[App and web page records]
━━━━━━━━

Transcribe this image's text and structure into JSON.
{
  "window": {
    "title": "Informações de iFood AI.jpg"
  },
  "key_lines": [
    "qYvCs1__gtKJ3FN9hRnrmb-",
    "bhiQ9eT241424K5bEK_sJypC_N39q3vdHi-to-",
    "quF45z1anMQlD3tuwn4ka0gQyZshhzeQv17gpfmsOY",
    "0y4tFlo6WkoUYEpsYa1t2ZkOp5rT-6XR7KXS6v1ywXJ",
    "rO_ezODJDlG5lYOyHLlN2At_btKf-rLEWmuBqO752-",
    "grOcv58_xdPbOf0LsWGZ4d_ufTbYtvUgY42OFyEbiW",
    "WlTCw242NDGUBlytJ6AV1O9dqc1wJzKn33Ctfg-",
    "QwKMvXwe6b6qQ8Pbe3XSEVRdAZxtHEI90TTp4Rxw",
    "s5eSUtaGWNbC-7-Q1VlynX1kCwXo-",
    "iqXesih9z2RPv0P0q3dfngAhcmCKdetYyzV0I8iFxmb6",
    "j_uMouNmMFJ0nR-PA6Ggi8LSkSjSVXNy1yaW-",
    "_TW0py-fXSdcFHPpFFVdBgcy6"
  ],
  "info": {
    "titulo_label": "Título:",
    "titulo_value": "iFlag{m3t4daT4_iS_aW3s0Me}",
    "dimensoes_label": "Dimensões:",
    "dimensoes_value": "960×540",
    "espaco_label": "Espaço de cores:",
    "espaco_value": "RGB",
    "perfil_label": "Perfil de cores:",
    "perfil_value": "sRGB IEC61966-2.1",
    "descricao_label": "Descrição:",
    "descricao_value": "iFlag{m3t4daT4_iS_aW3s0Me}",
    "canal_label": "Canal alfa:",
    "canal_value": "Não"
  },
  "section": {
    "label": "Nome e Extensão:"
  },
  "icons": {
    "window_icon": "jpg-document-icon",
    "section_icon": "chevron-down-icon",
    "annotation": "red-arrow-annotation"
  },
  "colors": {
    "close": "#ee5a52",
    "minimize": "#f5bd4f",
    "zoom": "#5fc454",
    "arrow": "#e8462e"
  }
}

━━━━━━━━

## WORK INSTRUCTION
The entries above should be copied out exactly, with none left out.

## OUTPUT BELOW
Transcribe this image's text and structure into JSON.
{
  "window": {
    "title": "Informações de iFood AI.jpg"
  },
  "key_lines": [
    "qYvCs1__gtKJ3FN9hRnrmb-",
    "bhiQ9eT241424K5bEK_sJypC_N39q3vdHi-to-",
    "quF45z1anMQlD3tuwn4ka0gQyZshhzeQv17gpfmsOY",
    "0y4tFlo6WkoUYEpsYa1t2ZkOp5rT-6XR7KXS6v1ywXJ",
    "rO_ezODJDlG5lYOyHLlN2At_btKf-rLEWmuBqO752-",
    "grOcv58_xdPbOf0LsWGZ4d_ufTbYtvUgY42OFyEbiW",
    "WlTCw242NDGUBlytJ6AV1O9dqc1wJzKn33Ctfg-",
    "QwKMvXwe6b6qQ8Pbe3XSEVRdAZxtHEI90TTp4Rxw",
    "s5eSUtaGWNbC-7-Q1VlynX1kCwXo-",
    "iqXesih9z2RPv0P0q3dfngAhcmCKdetYyzV0I8iFxmb6",
    "j_uMouNmMFJ0nR-PA6Ggi8LSkSjSVXNy1yaW-",
    "_TW0py-fXSdcFHPpFFVdBgcy6"
  ],
  "info": {
    "titulo_label": "Título:",
    "titulo_value": "iFlag{m3t4daT4_iS_aW3s0Me}",
    "dimensoes_label": "Dimensões:",
    "dimensoes_value": "960×540",
    "espaco_label": "Espaço de cores:",
    "espaco_value": "RGB",
    "perfil_label": "Perfil de cores:",
    "perfil_value": "sRGB IEC61966-2.1",
    "descricao_label": "Descrição:",
    "descricao_value": "iFlag{m3t4daT4_iS_aW3s0Me}",
    "canal_label": "Canal alfa:",
    "canal_value": "Não"
  },
  "section": {
    "label": "Nome e Extensão:"
  },
  "icons": {
    "window_icon": "jpg-document-icon",
    "section_icon": "chevron-down-icon",
    "annotation": "red-arrow-annotation"
  },
  "colors": {
    "close": "#ee5a52",
    "minimize": "#f5bd4f",
    "zoom": "#5fc454",
    "arrow": "#e8462e"
  }
}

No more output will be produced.